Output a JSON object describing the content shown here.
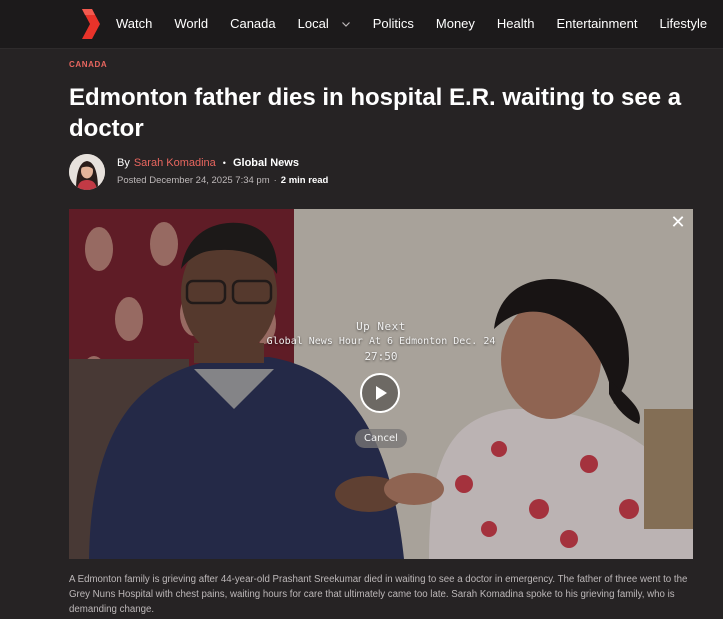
{
  "nav": {
    "logo_icon": "global-news-logo-icon",
    "items": [
      {
        "label": "Watch"
      },
      {
        "label": "World"
      },
      {
        "label": "Canada"
      },
      {
        "label": "Local",
        "dropdown_icon": "chevron-down-icon"
      },
      {
        "label": "Politics"
      },
      {
        "label": "Money"
      },
      {
        "label": "Health"
      },
      {
        "label": "Entertainment"
      },
      {
        "label": "Lifestyle"
      }
    ]
  },
  "article": {
    "category": "CANADA",
    "headline": "Edmonton father dies in hospital E.R. waiting to see a doctor",
    "byline": {
      "by": "By",
      "author": "Sarah Komadina",
      "separator": "•",
      "outlet": "Global News"
    },
    "meta": {
      "posted": "Posted December 24, 2025 7:34 pm",
      "separator": "·",
      "read_time": "2 min read"
    },
    "caption": "A Edmonton family is grieving after 44-year-old Prashant Sreekumar died in waiting to see a doctor in emergency. The father of three went to the Grey Nuns Hospital with chest pains, waiting hours for care that ultimately came too late. Sarah Komadina spoke to his grieving family, who is demanding change."
  },
  "video": {
    "close_icon": "close-icon",
    "close_glyph": "✕",
    "up_next_label": "Up Next",
    "up_next_title": "Global News Hour At 6 Edmonton Dec. 24",
    "up_next_duration": "27:50",
    "play_icon": "play-icon",
    "cancel_label": "Cancel"
  },
  "colors": {
    "background": "#262324",
    "nav_background": "#1c1a1b",
    "accent": "#e8665f",
    "text_primary": "#ffffff",
    "text_secondary": "#bdb8b9"
  }
}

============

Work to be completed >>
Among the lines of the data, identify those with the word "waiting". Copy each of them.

Written answer >>
    "headline": "Edmonton father dies in hospital E.R. waiting to see a doctor",
    "caption": "A Edmonton family is grieving after 44-year-old Prashant Sreekumar died in waiting to see a doctor in emergency. The father of three went to the Grey Nuns Hospital with chest pains, waiting hours for care that ultimately came too late. Sarah Komadina spoke to his grieving family, who is demanding change."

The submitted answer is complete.